The growth response of Eucalyptus grandis x e. camaldulensis to salt stress, ectomycorrhizae and endomycorrhizae double colonisation
Thesis (MScFor (Forest and Wood Science))--University of Stellenbosch, 2007.

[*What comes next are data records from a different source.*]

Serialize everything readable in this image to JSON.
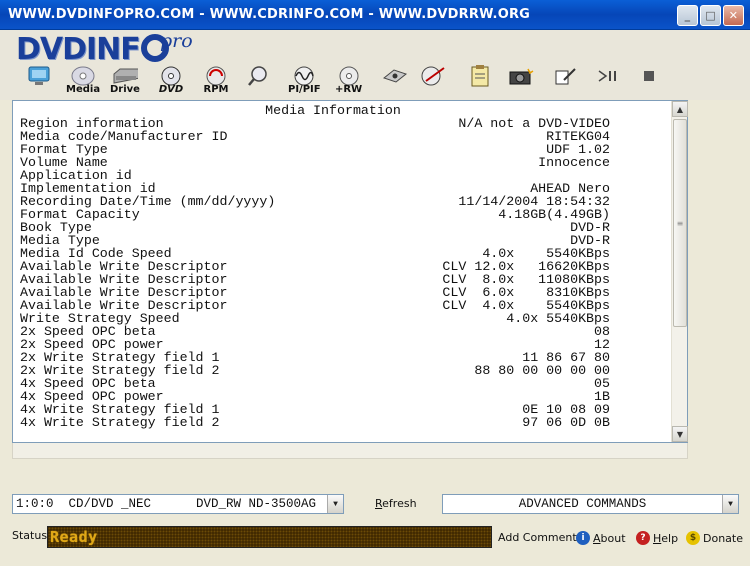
{
  "window": {
    "title": "WWW.DVDINFOPRO.COM  - WWW.CDRINFO.COM - WWW.DVDRRW.ORG",
    "buttons": {
      "minimize": "_",
      "maximize": "□",
      "close": "✕"
    }
  },
  "logo": {
    "main": "DVDINF",
    "suffix": "pro"
  },
  "toolbar": {
    "items": [
      {
        "label": "",
        "icon": "monitor-icon"
      },
      {
        "label": "Media",
        "icon": "disc-icon"
      },
      {
        "label": "Drive",
        "icon": "drive-icon"
      },
      {
        "label": "DVD",
        "icon": "dvd-icon"
      },
      {
        "label": "RPM",
        "icon": "rpm-icon"
      },
      {
        "label": "",
        "icon": "magnifier-icon"
      },
      {
        "label": "PI/PIF",
        "icon": "wave-icon"
      },
      {
        "label": "+RW",
        "icon": "rw-icon"
      },
      {
        "label": "",
        "icon": "burner-icon"
      },
      {
        "label": "",
        "icon": "disc-tool-icon"
      },
      {
        "label": "",
        "icon": "clipboard-icon"
      },
      {
        "label": "",
        "icon": "camera-icon"
      },
      {
        "label": "",
        "icon": "edit-icon"
      },
      {
        "label": "",
        "icon": "play-pause-icon"
      },
      {
        "label": "",
        "icon": "stop-icon"
      }
    ]
  },
  "media_info": {
    "title": "Media Information",
    "rows": [
      {
        "key": "Region information",
        "value": "N/A not a DVD-VIDEO"
      },
      {
        "key": "Media code/Manufacturer ID",
        "value": "RITEKG04"
      },
      {
        "key": "Format Type",
        "value": "UDF 1.02"
      },
      {
        "key": "Volume Name",
        "value": "Innocence"
      },
      {
        "key": "Application id",
        "value": ""
      },
      {
        "key": "Implementation id",
        "value": "AHEAD Nero"
      },
      {
        "key": "Recording Date/Time (mm/dd/yyyy)",
        "value": "11/14/2004 18:54:32"
      },
      {
        "key": "Format Capacity",
        "value": "4.18GB(4.49GB)"
      },
      {
        "key": "Book Type",
        "value": "DVD-R"
      },
      {
        "key": "Media Type",
        "value": "DVD-R"
      },
      {
        "key": "Media Id Code Speed",
        "value": "4.0x    5540KBps"
      },
      {
        "key": "Available Write Descriptor",
        "value": "CLV 12.0x   16620KBps"
      },
      {
        "key": "Available Write Descriptor",
        "value": "CLV  8.0x   11080KBps"
      },
      {
        "key": "Available Write Descriptor",
        "value": "CLV  6.0x    8310KBps"
      },
      {
        "key": "Available Write Descriptor",
        "value": "CLV  4.0x    5540KBps"
      },
      {
        "key": "Write Strategy Speed",
        "value": "4.0x 5540KBps"
      },
      {
        "key": "2x Speed OPC beta",
        "value": "08"
      },
      {
        "key": "2x Speed OPC power",
        "value": "12"
      },
      {
        "key": "2x Write Strategy field 1",
        "value": "11 86 67 80"
      },
      {
        "key": "2x Write Strategy field 2",
        "value": "88 80 00 00 00 00"
      },
      {
        "key": "4x Speed OPC beta",
        "value": "05"
      },
      {
        "key": "4x Speed OPC power",
        "value": "1B"
      },
      {
        "key": "4x Write Strategy field 1",
        "value": "0E 10 08 09"
      },
      {
        "key": "4x Write Strategy field 2",
        "value": "97 06 0D 0B"
      }
    ]
  },
  "drive_select": {
    "value": "1:0:0  CD/DVD _NEC      DVD_RW ND-3500AG"
  },
  "refresh": {
    "first": "R",
    "rest": "efresh"
  },
  "advanced": {
    "value": "ADVANCED COMMANDS"
  },
  "status": {
    "label": "Status",
    "text": "Ready"
  },
  "links": {
    "add_comment": "Add Comment",
    "about_first": "A",
    "about_rest": "bout",
    "help_first": "H",
    "help_rest": "elp",
    "donate": "Donate"
  }
}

The study was undertaken to determine the potential physiological benefits to plants provided by the double colonisation of host plant roots by endomycorrhizal (AM) and ectomycorrhizal (ECM) fungi, when growing under normal and under salt stress conditions. Plants of the Eucalyptus grandis x E. camaldulensis clone were grown in a sterile soil with 0 and 75 mM NaCl and with or without infection with the fungi Glomus etunicatum (an AM fungus) and Pisolithus tinctorius (an ECM fungus). The Eucalyptus clone formed both ECM and AM in single and double inoculation. The mycorrhizal symbiosis did not provide any nutritional benefits to the hosts. The double colonisation had no effect on plant growth under normal growth conditions while single colonisations of AM and ECM reduced growth. Double colonisation reduced host plant specific leaf mass by 12% and increased total leaf area by 43% compared with the control under these growth conditions. This colonisation also reduced photosynthesis per leaf area by 29% compared with the control. The reduced photosynthesis of the double colonisation did not result in reduced plant growth because these plants may have had a high total plant photosynthesis because of their large total leaf area. The double symbiosis however did not reduce salt stress when host plants were exposed to 75 mM NaCl, while the AM fungus increased plant dry weight by 13% compared to the control. AM and ECM colonisation in the double colonised roots under salt stress was decreased by 18 and 43% compared to that in plants under normal growth. The reduced colonisation may have reduced the fungi’s abilities to be beneficial to the host plant. The double symbiosis is recommended based on the documented positive effects of this symbiosis to plant growth and the considered possible long-term benefits to host plants growing in saline soils.